DESCRIPTION OF THE TASK:
Although the entries hold pictures, only their words are printed back, exactly as given.

[RECORDS FOR THIS EXERCISE — start]

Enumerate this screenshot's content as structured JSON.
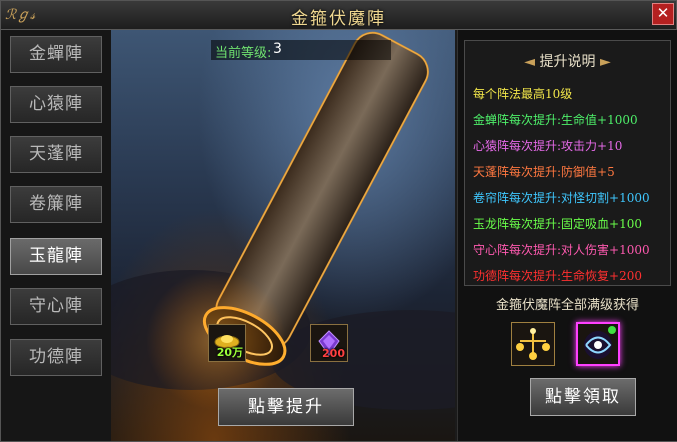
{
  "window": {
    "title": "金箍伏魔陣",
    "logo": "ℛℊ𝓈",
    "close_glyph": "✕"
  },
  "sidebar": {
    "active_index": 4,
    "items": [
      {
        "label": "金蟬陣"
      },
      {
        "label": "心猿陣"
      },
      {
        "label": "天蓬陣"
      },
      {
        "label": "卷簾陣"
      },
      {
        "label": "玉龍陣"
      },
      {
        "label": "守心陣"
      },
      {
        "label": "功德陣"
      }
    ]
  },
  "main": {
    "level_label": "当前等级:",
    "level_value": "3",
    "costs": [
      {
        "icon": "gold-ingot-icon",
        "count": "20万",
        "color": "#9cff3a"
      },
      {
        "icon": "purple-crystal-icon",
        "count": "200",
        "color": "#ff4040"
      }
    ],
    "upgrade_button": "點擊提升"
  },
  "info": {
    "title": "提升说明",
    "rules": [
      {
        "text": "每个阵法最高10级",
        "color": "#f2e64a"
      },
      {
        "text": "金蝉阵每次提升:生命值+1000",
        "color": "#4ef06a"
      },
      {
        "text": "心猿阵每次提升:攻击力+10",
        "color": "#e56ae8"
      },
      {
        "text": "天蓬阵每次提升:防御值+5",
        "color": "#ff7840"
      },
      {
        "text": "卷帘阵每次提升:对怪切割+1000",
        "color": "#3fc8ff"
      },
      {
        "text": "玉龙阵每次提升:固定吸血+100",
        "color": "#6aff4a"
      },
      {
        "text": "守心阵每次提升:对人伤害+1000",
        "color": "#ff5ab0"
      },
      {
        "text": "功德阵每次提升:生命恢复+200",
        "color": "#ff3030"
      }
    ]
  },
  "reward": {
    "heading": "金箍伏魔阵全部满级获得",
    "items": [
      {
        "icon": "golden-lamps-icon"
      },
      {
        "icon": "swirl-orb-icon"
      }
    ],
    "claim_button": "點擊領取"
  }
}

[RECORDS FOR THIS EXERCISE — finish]

EXERCISE OUTPUT:
Enumerate this screenshot's content as structured JSON.
{
  "window": {
    "title": "金箍伏魔陣",
    "logo": "ℛℊ𝓈",
    "close_glyph": "✕"
  },
  "sidebar": {
    "active_index": 4,
    "items": [
      {
        "label": "金蟬陣"
      },
      {
        "label": "心猿陣"
      },
      {
        "label": "天蓬陣"
      },
      {
        "label": "卷簾陣"
      },
      {
        "label": "玉龍陣"
      },
      {
        "label": "守心陣"
      },
      {
        "label": "功德陣"
      }
    ]
  },
  "main": {
    "level_label": "当前等级:",
    "level_value": "3",
    "costs": [
      {
        "icon": "gold-ingot-icon",
        "count": "20万",
        "color": "#9cff3a"
      },
      {
        "icon": "purple-crystal-icon",
        "count": "200",
        "color": "#ff4040"
      }
    ],
    "upgrade_button": "點擊提升"
  },
  "info": {
    "title": "提升说明",
    "rules": [
      {
        "text": "每个阵法最高10级",
        "color": "#f2e64a"
      },
      {
        "text": "金蝉阵每次提升:生命值+1000",
        "color": "#4ef06a"
      },
      {
        "text": "心猿阵每次提升:攻击力+10",
        "color": "#e56ae8"
      },
      {
        "text": "天蓬阵每次提升:防御值+5",
        "color": "#ff7840"
      },
      {
        "text": "卷帘阵每次提升:对怪切割+1000",
        "color": "#3fc8ff"
      },
      {
        "text": "玉龙阵每次提升:固定吸血+100",
        "color": "#6aff4a"
      },
      {
        "text": "守心阵每次提升:对人伤害+1000",
        "color": "#ff5ab0"
      },
      {
        "text": "功德阵每次提升:生命恢复+200",
        "color": "#ff3030"
      }
    ]
  },
  "reward": {
    "heading": "金箍伏魔阵全部满级获得",
    "items": [
      {
        "icon": "golden-lamps-icon"
      },
      {
        "icon": "swirl-orb-icon"
      }
    ],
    "claim_button": "點擊領取"
  }
}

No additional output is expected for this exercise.